Queensland’s last official bushranger is buried here – he and his brother were both convicted with the brother being hanged, and this guy got ‘life’ only to be released after 14 years. He lived for another 24 years!
And poor Bridget Clancy, here she was enjoying a bit of slap and tickle with her sisters hubby when the so and so dies. Rotten sod he was. Bridget was so upset that she goes to the pharmacy and gets some strychnine “for her sick dog” and tops herself! What was she thinking? She was a good looking 30 year old who owned a pub – I repeat, she owned a pub. Surely a line of eligible men were all hers for the asking.

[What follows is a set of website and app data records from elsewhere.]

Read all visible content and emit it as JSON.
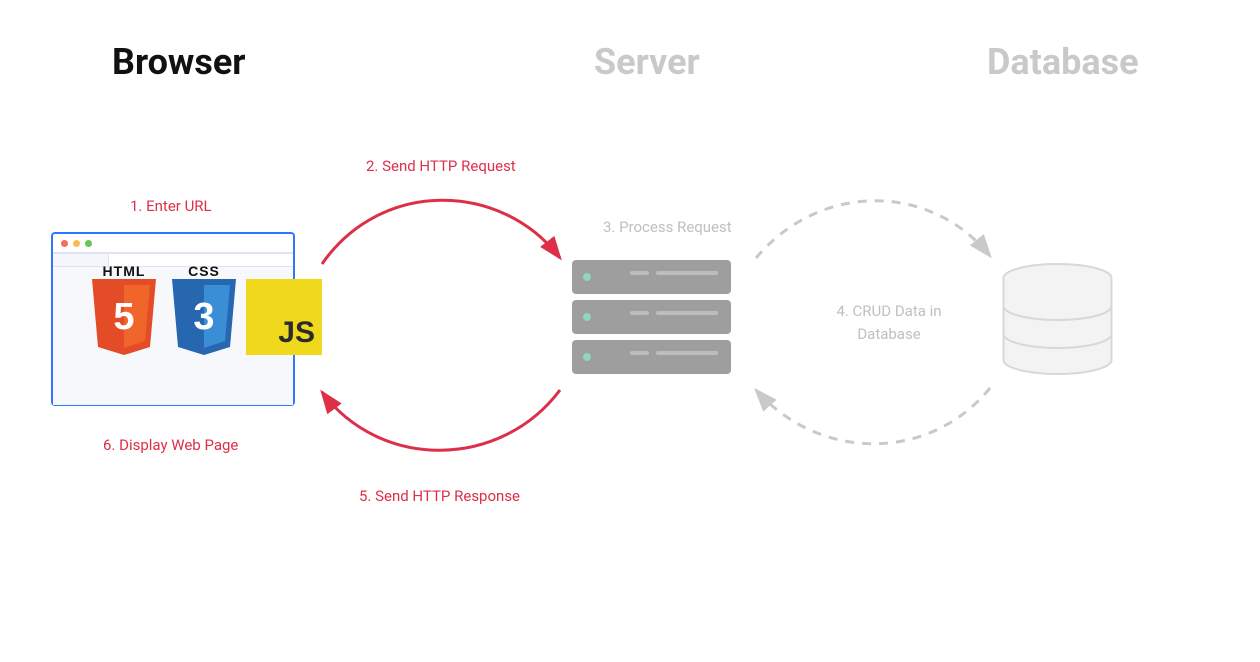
{
  "headings": {
    "browser": "Browser",
    "server": "Server",
    "database": "Database"
  },
  "steps": {
    "s1": "1. Enter URL",
    "s2": "2. Send HTTP Request",
    "s3": "3. Process Request",
    "s4": "4. CRUD Data\nin Database",
    "s5": "5. Send HTTP Response",
    "s6": "6. Display Web Page"
  },
  "tech": {
    "html": "HTML",
    "css": "CSS",
    "js": "JS",
    "html_glyph": "5",
    "css_glyph": "3"
  },
  "colors": {
    "accent": "#dc2f48",
    "faded": "#c9c9c9",
    "browser_border": "#2f76ff",
    "html_shield": "#e34c26",
    "css_shield": "#2767af",
    "js_bg": "#f0d91d"
  },
  "nodes": [
    {
      "id": "browser",
      "emphasized": true
    },
    {
      "id": "server",
      "emphasized": false
    },
    {
      "id": "database",
      "emphasized": false
    }
  ],
  "flows": [
    {
      "from": "browser",
      "to": "server",
      "top_label_step": 2,
      "bottom_label_step": 5,
      "active": true
    },
    {
      "from": "server",
      "to": "database",
      "top_label_step": 3,
      "bottom_label_step": null,
      "active": false
    }
  ]
}
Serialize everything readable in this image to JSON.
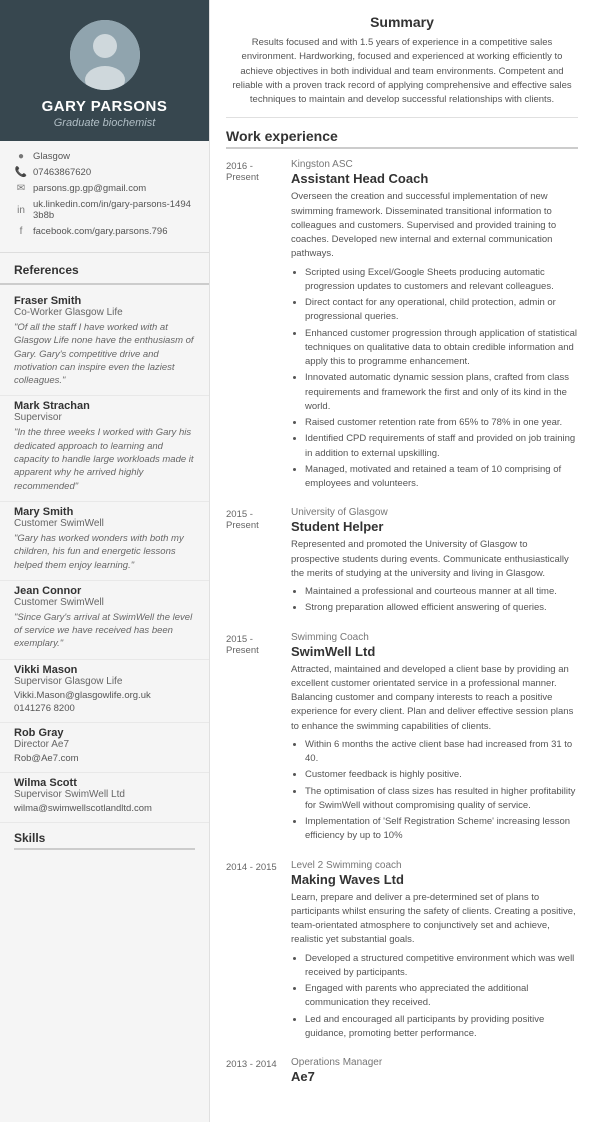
{
  "sidebar": {
    "name": "GARY PARSONS",
    "title": "Graduate biochemist",
    "contact": {
      "location": "Glasgow",
      "phone": "07463867620",
      "email": "parsons.gp.gp@gmail.com",
      "linkedin": "uk.linkedin.com/in/gary-parsons-14943b8b",
      "facebook": "facebook.com/gary.parsons.796"
    },
    "references_title": "References",
    "references": [
      {
        "name": "Fraser Smith",
        "role": "Co-Worker Glasgow Life",
        "quote": "\"Of all the staff I have worked with at Glasgow Life none have the enthusiasm of Gary. Gary's competitive drive and motivation can inspire even the laziest colleagues.\""
      },
      {
        "name": "Mark Strachan",
        "role": "Supervisor",
        "quote": "\"In the three weeks I worked with Gary his dedicated approach to learning and capacity to handle large workloads made it apparent why he arrived highly recommended\""
      },
      {
        "name": "Mary Smith",
        "role": "Customer SwimWell",
        "quote": "\"Gary has worked wonders with both my children, his fun and energetic lessons helped them enjoy learning.\""
      },
      {
        "name": "Jean Connor",
        "role": "Customer SwimWell",
        "quote": "\"Since Gary's arrival at SwimWell the level of service we have received has been exemplary.\""
      },
      {
        "name": "Vikki Mason",
        "role": "Supervisor Glasgow Life",
        "contact1": "Vikki.Mason@glasgowlife.org.uk",
        "contact2": "0141276 8200"
      },
      {
        "name": "Rob Gray",
        "role": "Director Ae7",
        "contact1": "Rob@Ae7.com"
      },
      {
        "name": "Wilma Scott",
        "role": "Supervisor SwimWell Ltd",
        "contact1": "wilma@swimwellscotlandltd.com"
      }
    ]
  },
  "main": {
    "summary_title": "Summary",
    "summary_text": "Results focused and with 1.5 years of experience in a competitive sales environment. Hardworking, focused and experienced at working efficiently to achieve objectives in both individual and team environments. Competent and reliable with a proven track record of applying comprehensive and effective sales techniques to maintain and develop successful relationships with clients.",
    "work_experience_title": "Work experience",
    "jobs": [
      {
        "date": "2016 -\nPresent",
        "company": "Kingston ASC",
        "title": "Assistant Head Coach",
        "desc": "Overseen the creation and successful implementation of new swimming framework. Disseminated transitional information to colleagues and customers. Supervised and provided training to coaches. Developed new internal and external communication pathways.",
        "bullets": [
          "Scripted using Excel/Google Sheets producing automatic progression updates to customers and relevant colleagues.",
          "Direct contact for any operational, child protection, admin or progressional queries.",
          "Enhanced customer progression through application of statistical techniques on qualitative data to obtain credible information and apply this to programme enhancement.",
          "Innovated automatic dynamic session plans, crafted from class requirements and framework the first and only of its kind in the world.",
          "Raised customer retention rate from 65% to 78% in one year.",
          "Identified CPD requirements of staff and provided on job training in addition to external upskilling.",
          "Managed, motivated and retained a team of 10 comprising of employees and volunteers."
        ]
      },
      {
        "date": "2015 -\nPresent",
        "company": "University of Glasgow",
        "title": "Student Helper",
        "desc": "Represented and promoted the University of Glasgow to prospective students during events. Communicate enthusiastically the merits of studying at the university and living in Glasgow.",
        "bullets": [
          "Maintained a professional and courteous manner at all time.",
          "Strong preparation allowed efficient answering of queries."
        ]
      },
      {
        "date": "2015 -\nPresent",
        "company": "SwimWell Ltd",
        "title": "Swimming Coach",
        "desc": "Attracted, maintained and developed a client base by providing an excellent customer orientated service in a professional manner. Balancing customer and company interests to reach a positive experience for every client. Plan and deliver effective session plans to enhance the swimming capabilities of clients.",
        "bullets": [
          "Within 6 months the active client base had increased from 31 to 40.",
          "Customer feedback is highly positive.",
          "The optimisation of class sizes has resulted in higher profitability for SwimWell without compromising quality of service.",
          "Implementation of 'Self Registration Scheme' increasing lesson efficiency by up to 10%"
        ]
      },
      {
        "date": "2014 - 2015",
        "company": "Making Waves Ltd",
        "title": "Level 2 Swimming coach",
        "desc": "Learn, prepare and deliver a pre-determined set of plans to participants whilst ensuring the safety of clients. Creating a positive, team-orientated atmosphere to conjunctively set and achieve, realistic yet substantial goals.",
        "bullets": [
          "Developed a structured competitive environment which was well received by participants.",
          "Engaged with parents who appreciated the additional communication they received.",
          "Led and encouraged all participants by providing positive guidance, promoting better performance."
        ]
      },
      {
        "date": "2013 - 2014",
        "company": "Ae7",
        "title": "Operations Manager",
        "desc": "",
        "bullets": []
      }
    ],
    "skills_title": "Skills"
  }
}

It offered some amusement when we found that when the gold was discovered, the authorities decided to establish the town at what is now an outer suburb of Charters Towers (because that was where the nearest water flowed) and called it Millchester, but the miners said “up yours”, or something similar, and set up their own town closer to the gold. A number of other mining towns have such actions written into their history – West Wyalong vs Wyalong in NSW, Yerranderie in the backwater area of Warragamba Dam are but two that spring to mind. You have to love the larrikin Aussie attitude, dontcha?
The official gold stamp & mill were established at Millchester and this mill still exists. It is not in full working condition, but it did continue working up until 1973. The tour of the complex explained the very detailed process needed to extract the gold dust from the ore. We were fascinated to the extreme.
The School of Distance Education is another place that we visited and listened to a class of Yr 1 & 2s being taught by telephone. Gone are the days of radio, the system now works over the telephone network and uses computers (doesn’t everything?). Again, the process involved to get books, reading info, homework, and parent guidance out to the students homes is amazing. We were also intrigued to learn that the students include those on outlaying properties (many hundreds of kilometres away), students whose parents chose home schooling, students who have been subjected to school bullying, as well as overseas youngsters.
Yesterday we drove over to a small gold mining town called Ravenswood. This was Queensland’s first inland town in 1869 and remained a large and vibrant gold town until WW1. Interesting to see photos taken in the early 1900s and compare with today. Many very large and substantial buildings have simply totally disappeared with not even a foundation left. There remains about a half dozen decent buildings with two of them being pubs. Fascinating fact as to the quality of the gold at both Ravenswood and Charters – it was, and remains the highest grade ore in Australia at twice the grade of any Victorian field, and 75% higher than WA Kalgoolie. Ravenswood already has a big hole being dug right on the edge of the town, and I’ll bet my kids will see another “Superpit” developed at both these Qld towns – pity about the actual towns, because the richest seams are under them.
They don't make pubs like this anymore
I had to do it - my artistic streak just bubbles over sometimes.
Post office - tough times mean that you just need to diversify into other fields.
Parked out front of the other pub - I think the drivers are on a bit of a bender.
Mr & Mrs Butler raised 21 kids in this tin house. They lived in it until 1981
Off to Hughenden tomorrow, then Richmond, Cloncurry, Mt Isa, Camooweal, Barkley Homestead, Tennent Ck, Devils Marbles, Ti Tree, and finally we will get to Alice Springs. Since most of these places will only delay us for a single night (Mt Isa will be 5 nights), we won’t be posting another update for about another fortnight or so.